AbstractThis randomized clinical trial assesses whether the availability of a 45-day behavioral health-virtual patient navigation program decreases hospitalization among adult patients presenting to the emergency department with a behavioral health crisis or need. Importance The number of patients presenting to emergency departments (EDs) for psychiatric care continues to increase. Psychiatrists often make a conservative recommendation to admit patients because robust outpatient services for close follow-up are lacking. Objective To assess whether the availability of a 45-day behavioral health-virtual patient navigation program decreases hospitalization among patients presenting to the ED with a behavioral health crisis or need. Design, Setting, and Participants This randomized clinical trial enrolled 637 patients who presented to 6 EDs spanning urban and suburban locations within a large integrated health care system in North Carolina from June 12, 2017, through February 14, 2018; patients were followed up for up to 45 days. Eligible patients were aged 18 years or older, with a behavioral health crisis and a completed telepsychiatric ED consultation. The availability of the behavioral health-virtual patient navigation intervention was randomly allocated to specific days (Monday through Friday from 7 am to 7 pm) so that, in a 2-week block, there were 5 intervention days and 5 usual care days; 323 patients presented on days when the program was offered, and 314 presented on usual care days. Data analysis was performed from March 7 through June 13, 2018, using an intention-to-treat approach. Interventions The behavioral health-virtual patient navigation program included video contact with a patient while in the ED and telephonic outreach 24 to 72 hours after discharge and then at least weekly for up to 45 days. Main Outcomes and Measures The primary outcome was the conversion of an ED encounter to hospital admission. Secondary outcomes included 45-day follow-up encounters with a self-harm diagnosis and postdischarge acute care use. Results Among 637 participants, 358 (56.2%) were men, and the mean (SD) age was 39.7 (16.6) years. The conversion rates were 55.1% (178 of 323) in the intervention group vs 63.1% (198 of 314) in the usual care group (odds ratio, 0.74; 95% CI, 0.54-1.02; P = .06). The percentage of patient encounters with follow-up encounters having a self-harm diagnosis was significantly lower in the intervention group compared with the usual care group (36.8% [119 of 323] vs 45.5% [143 of 314]; P = .03). Conclusions and Relevance Although the primary result did not reach statistical significance, there is a strong signal of potential positive benefit in an area that lacks evidence, suggesting that there should be additional investment and inquiry into virtual behavioral health programs. Question Does offering virtual patient navigation reduce admission rates for patients presenting to the emergency department with a behavioral health crisis? Findings In this randomized clinical trial, there were fewer admissions on days when the navigation program was available (55.1%) vs on days with usual care (63.1%), although the difference was not statistically significant.
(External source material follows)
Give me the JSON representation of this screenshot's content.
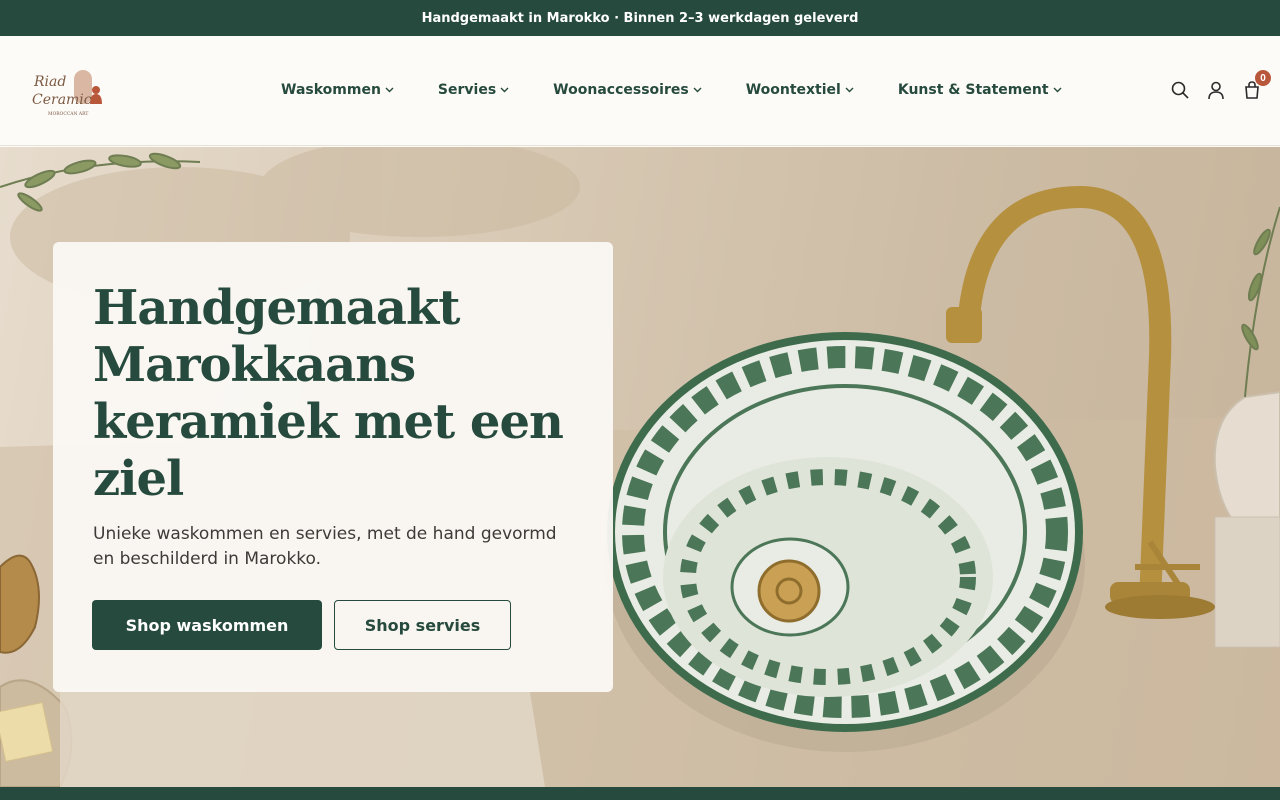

Significantly fewer patients who used the navigation program had a follow-up encounter involving a self-harm diagnosis within 45 days compared with patients who received usual care (36.8% vs 45.5%). Meaning Although the primary result did not reach statistical significance, there is a strong signal of potential positive benefit in an area that lacks evidence, suggesting that there should be additional investment and inquiry into this area.
NoteOpen access journal
VersionFinal published version